Which lines below include the string "icon"? Please show each one.

○ ○ ○ ○

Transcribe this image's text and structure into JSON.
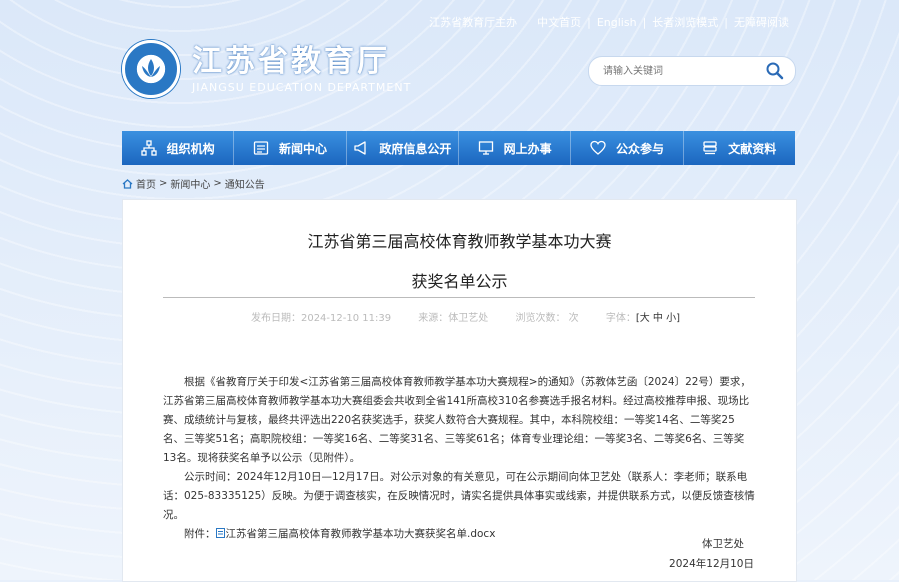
{
  "topbar": {
    "sponsor": "江苏省教育厅主办",
    "home": "中文首页",
    "english": "English",
    "elder": "长者浏览模式",
    "accessible": "无障碍阅读"
  },
  "logo": {
    "cn": "江苏省教育厅",
    "en": "JIANGSU EDUCATION DEPARTMENT"
  },
  "search": {
    "placeholder": "请输入关键词"
  },
  "nav": {
    "items": [
      {
        "label": "组织机构",
        "icon": "org-chart-icon"
      },
      {
        "label": "新闻中心",
        "icon": "newspaper-icon"
      },
      {
        "label": "政府信息公开",
        "icon": "megaphone-icon"
      },
      {
        "label": "网上办事",
        "icon": "monitor-icon"
      },
      {
        "label": "公众参与",
        "icon": "heart-icon"
      },
      {
        "label": "文献资料",
        "icon": "books-icon"
      }
    ]
  },
  "breadcrumb": {
    "home": "首页",
    "news": "新闻中心",
    "notices": "通知公告",
    "sep": ">"
  },
  "article": {
    "title_line1": "江苏省第三届高校体育教师教学基本功大赛",
    "title_line2": "获奖名单公示",
    "meta": {
      "date": "发布日期：2024-12-10 11:39",
      "source": "来源：体卫艺处",
      "views": "浏览次数： 次",
      "font_label": "字体：",
      "font_sizes": "[大 中 小]"
    },
    "para1": "根据《省教育厅关于印发<江苏省第三届高校体育教师教学基本功大赛规程>的通知》（苏教体艺函〔2024〕22号）要求，江苏省第三届高校体育教师教学基本功大赛组委会共收到全省141所高校310名参赛选手报名材料。经过高校推荐申报、现场比赛、成绩统计与复核，最终共评选出220名获奖选手，获奖人数符合大赛规程。其中，本科院校组：一等奖14名、二等奖25名、三等奖51名；高职院校组：一等奖16名、二等奖31名、三等奖61名；体育专业理论组：一等奖3名、二等奖6名、三等奖13名。现将获奖名单予以公示（见附件）。",
    "para2": "公示时间：2024年12月10日—12月17日。对公示对象的有关意见，可在公示期间向体卫艺处（联系人：李老师；联系电话：025-83335125）反映。为便于调查核实，在反映情况时，请实名提供具体事实或线索，并提供联系方式，以便反馈查核情况。",
    "attachment_label": "附件：",
    "attachment_file": "江苏省第三届高校体育教师教学基本功大赛获奖名单.docx",
    "signature": "体卫艺处",
    "sign_date": "2024年12月10日"
  },
  "colors": {
    "nav_top": "#3a90e0",
    "nav_bottom": "#1b66bf",
    "accent": "#2a78c4"
  }
}
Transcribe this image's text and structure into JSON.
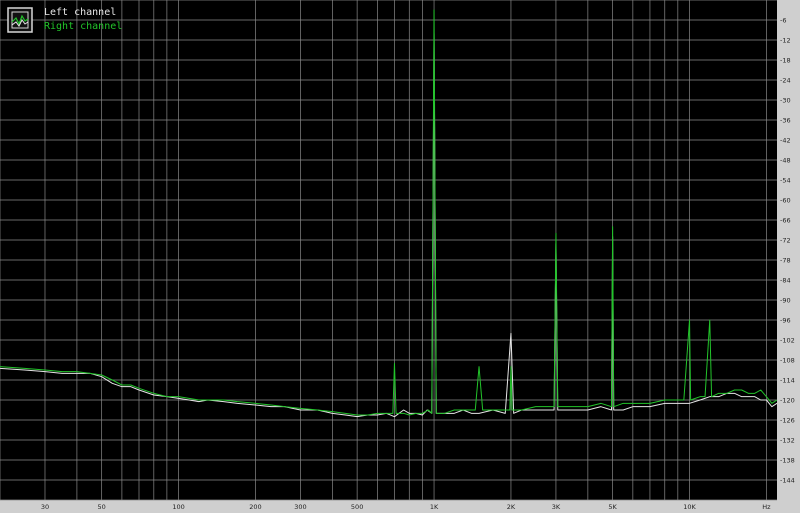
{
  "colors": {
    "background": "#000000",
    "grid": "#8a8a8a",
    "frame": "#cfcfcf",
    "left_channel": "#e6e6e6",
    "right_channel": "#22c42a"
  },
  "legend": {
    "icon": "spectrum-icon",
    "items": [
      {
        "label": "Left channel",
        "color": "#e6e6e6"
      },
      {
        "label": "Right channel",
        "color": "#22c42a"
      }
    ]
  },
  "chart_data": {
    "type": "line",
    "title": "",
    "xlabel": "",
    "ylabel": "",
    "x_scale": "log",
    "xlim": [
      20,
      22000
    ],
    "ylim": [
      -150,
      0
    ],
    "x_unit": "Hz",
    "grid": true,
    "legend_position": "top-left",
    "x_ticks": [
      {
        "value": 30,
        "label": "30"
      },
      {
        "value": 50,
        "label": "50"
      },
      {
        "value": 100,
        "label": "100"
      },
      {
        "value": 200,
        "label": "200"
      },
      {
        "value": 300,
        "label": "300"
      },
      {
        "value": 500,
        "label": "500"
      },
      {
        "value": 1000,
        "label": "1K"
      },
      {
        "value": 2000,
        "label": "2K"
      },
      {
        "value": 3000,
        "label": "3K"
      },
      {
        "value": 5000,
        "label": "5K"
      },
      {
        "value": 10000,
        "label": "10K"
      },
      {
        "value": 20000,
        "label": "Hz"
      }
    ],
    "y_ticks": [
      {
        "value": -6,
        "label": "-6"
      },
      {
        "value": -12,
        "label": "-12"
      },
      {
        "value": -18,
        "label": "-18"
      },
      {
        "value": -24,
        "label": "-24"
      },
      {
        "value": -30,
        "label": "-30"
      },
      {
        "value": -36,
        "label": "-36"
      },
      {
        "value": -42,
        "label": "-42"
      },
      {
        "value": -48,
        "label": "-48"
      },
      {
        "value": -54,
        "label": "-54"
      },
      {
        "value": -60,
        "label": "-60"
      },
      {
        "value": -66,
        "label": "-66"
      },
      {
        "value": -72,
        "label": "-72"
      },
      {
        "value": -78,
        "label": "-78"
      },
      {
        "value": -84,
        "label": "-84"
      },
      {
        "value": -90,
        "label": "-90"
      },
      {
        "value": -96,
        "label": "-96"
      },
      {
        "value": -102,
        "label": "-102"
      },
      {
        "value": -108,
        "label": "-108"
      },
      {
        "value": -114,
        "label": "-114"
      },
      {
        "value": -120,
        "label": "-120"
      },
      {
        "value": -126,
        "label": "-126"
      },
      {
        "value": -132,
        "label": "-132"
      },
      {
        "value": -138,
        "label": "-138"
      },
      {
        "value": -144,
        "label": "-144"
      }
    ],
    "series": [
      {
        "name": "Left channel",
        "color": "#e6e6e6",
        "points": [
          [
            20,
            -110.5
          ],
          [
            25,
            -111
          ],
          [
            30,
            -111.5
          ],
          [
            35,
            -112
          ],
          [
            40,
            -112
          ],
          [
            45,
            -112
          ],
          [
            50,
            -113
          ],
          [
            55,
            -115
          ],
          [
            60,
            -116
          ],
          [
            65,
            -116
          ],
          [
            70,
            -117
          ],
          [
            80,
            -118.5
          ],
          [
            90,
            -119
          ],
          [
            100,
            -119.5
          ],
          [
            110,
            -120
          ],
          [
            120,
            -120.5
          ],
          [
            130,
            -120
          ],
          [
            150,
            -120.5
          ],
          [
            170,
            -121
          ],
          [
            200,
            -121.5
          ],
          [
            230,
            -122
          ],
          [
            260,
            -122
          ],
          [
            300,
            -123
          ],
          [
            350,
            -123
          ],
          [
            400,
            -124
          ],
          [
            450,
            -124.5
          ],
          [
            500,
            -125
          ],
          [
            550,
            -124.5
          ],
          [
            600,
            -124.5
          ],
          [
            650,
            -124
          ],
          [
            700,
            -125
          ],
          [
            760,
            -123
          ],
          [
            800,
            -124
          ],
          [
            850,
            -124
          ],
          [
            900,
            -124.5
          ],
          [
            940,
            -123
          ],
          [
            980,
            -124
          ],
          [
            1000,
            -10
          ],
          [
            1020,
            -124
          ],
          [
            1100,
            -124
          ],
          [
            1200,
            -124
          ],
          [
            1300,
            -123
          ],
          [
            1400,
            -124
          ],
          [
            1500,
            -124
          ],
          [
            1700,
            -123
          ],
          [
            1900,
            -124
          ],
          [
            2000,
            -100
          ],
          [
            2050,
            -124
          ],
          [
            2200,
            -123
          ],
          [
            2500,
            -123
          ],
          [
            2800,
            -123
          ],
          [
            2950,
            -123
          ],
          [
            3000,
            -73
          ],
          [
            3050,
            -123
          ],
          [
            3300,
            -123
          ],
          [
            3600,
            -123
          ],
          [
            4000,
            -123
          ],
          [
            4500,
            -122
          ],
          [
            4950,
            -123
          ],
          [
            5000,
            -71
          ],
          [
            5050,
            -123
          ],
          [
            5500,
            -123
          ],
          [
            6000,
            -122
          ],
          [
            7000,
            -122
          ],
          [
            8000,
            -121
          ],
          [
            9000,
            -121
          ],
          [
            10000,
            -121
          ],
          [
            11000,
            -120
          ],
          [
            12000,
            -119
          ],
          [
            13000,
            -119
          ],
          [
            14000,
            -118
          ],
          [
            15000,
            -118
          ],
          [
            16000,
            -119
          ],
          [
            17000,
            -119
          ],
          [
            18000,
            -119
          ],
          [
            19000,
            -120
          ],
          [
            20000,
            -120
          ],
          [
            21000,
            -122
          ],
          [
            22000,
            -121
          ]
        ],
        "peaks_dB": [
          {
            "freq": 1000,
            "level": -10
          },
          {
            "freq": 2000,
            "level": -100
          },
          {
            "freq": 3000,
            "level": -73
          },
          {
            "freq": 5000,
            "level": -71
          }
        ]
      },
      {
        "name": "Right channel",
        "color": "#22c42a",
        "points": [
          [
            20,
            -110
          ],
          [
            25,
            -110.5
          ],
          [
            30,
            -111
          ],
          [
            35,
            -111.5
          ],
          [
            40,
            -111.5
          ],
          [
            45,
            -112
          ],
          [
            50,
            -112.5
          ],
          [
            55,
            -114
          ],
          [
            60,
            -115.5
          ],
          [
            65,
            -115.5
          ],
          [
            70,
            -116.5
          ],
          [
            80,
            -118
          ],
          [
            90,
            -119
          ],
          [
            100,
            -119
          ],
          [
            110,
            -119.5
          ],
          [
            120,
            -120
          ],
          [
            130,
            -120
          ],
          [
            150,
            -120
          ],
          [
            170,
            -120.5
          ],
          [
            200,
            -121
          ],
          [
            230,
            -121.5
          ],
          [
            260,
            -122
          ],
          [
            300,
            -122.5
          ],
          [
            350,
            -123
          ],
          [
            400,
            -123.5
          ],
          [
            450,
            -124
          ],
          [
            500,
            -124.5
          ],
          [
            550,
            -124.5
          ],
          [
            600,
            -124
          ],
          [
            650,
            -124
          ],
          [
            690,
            -124
          ],
          [
            700,
            -109
          ],
          [
            710,
            -124
          ],
          [
            760,
            -124
          ],
          [
            800,
            -124.5
          ],
          [
            850,
            -124
          ],
          [
            900,
            -124
          ],
          [
            950,
            -123
          ],
          [
            980,
            -124
          ],
          [
            1000,
            -3
          ],
          [
            1020,
            -124
          ],
          [
            1100,
            -124
          ],
          [
            1200,
            -123
          ],
          [
            1300,
            -123
          ],
          [
            1400,
            -123
          ],
          [
            1450,
            -123
          ],
          [
            1500,
            -110
          ],
          [
            1550,
            -123
          ],
          [
            1700,
            -123
          ],
          [
            1900,
            -123
          ],
          [
            1980,
            -123
          ],
          [
            2000,
            -110
          ],
          [
            2020,
            -123
          ],
          [
            2200,
            -123
          ],
          [
            2500,
            -122
          ],
          [
            2800,
            -122
          ],
          [
            2950,
            -122
          ],
          [
            3000,
            -70
          ],
          [
            3050,
            -122
          ],
          [
            3300,
            -122
          ],
          [
            3600,
            -122
          ],
          [
            4000,
            -122
          ],
          [
            4500,
            -121
          ],
          [
            4950,
            -122
          ],
          [
            5000,
            -68
          ],
          [
            5050,
            -122
          ],
          [
            5500,
            -121
          ],
          [
            6000,
            -121
          ],
          [
            7000,
            -121
          ],
          [
            8000,
            -120
          ],
          [
            9000,
            -120
          ],
          [
            9500,
            -120
          ],
          [
            10000,
            -96
          ],
          [
            10100,
            -120
          ],
          [
            11000,
            -119
          ],
          [
            11500,
            -119
          ],
          [
            12000,
            -96
          ],
          [
            12200,
            -119
          ],
          [
            13000,
            -118
          ],
          [
            14000,
            -118
          ],
          [
            15000,
            -117
          ],
          [
            16000,
            -117
          ],
          [
            17000,
            -118
          ],
          [
            18000,
            -118
          ],
          [
            19000,
            -117
          ],
          [
            20000,
            -119
          ],
          [
            21000,
            -121
          ],
          [
            22000,
            -120
          ]
        ],
        "peaks_dB": [
          {
            "freq": 700,
            "level": -109
          },
          {
            "freq": 1000,
            "level": -3
          },
          {
            "freq": 1500,
            "level": -110
          },
          {
            "freq": 2000,
            "level": -110
          },
          {
            "freq": 3000,
            "level": -70
          },
          {
            "freq": 5000,
            "level": -68
          },
          {
            "freq": 10000,
            "level": -96
          },
          {
            "freq": 12000,
            "level": -96
          }
        ]
      }
    ]
  }
}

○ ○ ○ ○

- _Task output_
        "icon": "org-chart-icon"
        "icon": "newspaper-icon"
        "icon": "megaphone-icon"
        "icon": "monitor-icon"
        "icon": "heart-icon"
        "icon": "books-icon"
    "icon": "spectrum-icon",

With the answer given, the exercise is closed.